> Your objective
What lines in the records below contain the string "heading"? Copy every one.

> Stored entries
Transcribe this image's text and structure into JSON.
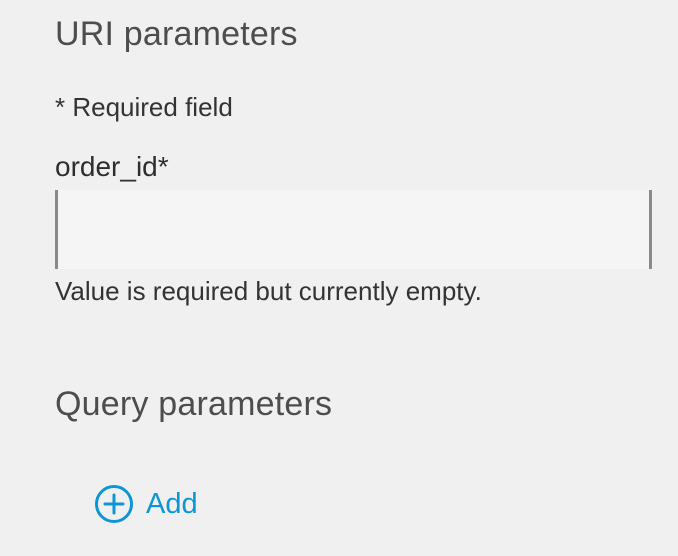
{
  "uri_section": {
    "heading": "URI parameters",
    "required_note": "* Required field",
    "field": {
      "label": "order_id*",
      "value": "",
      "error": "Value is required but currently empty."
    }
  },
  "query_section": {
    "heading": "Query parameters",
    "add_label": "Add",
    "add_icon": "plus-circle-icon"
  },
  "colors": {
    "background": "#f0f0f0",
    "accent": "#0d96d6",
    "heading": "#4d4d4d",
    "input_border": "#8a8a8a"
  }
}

> Exercise output
    "heading": "URI parameters",
    "heading": "Query parameters",
    "heading": "#4d4d4d",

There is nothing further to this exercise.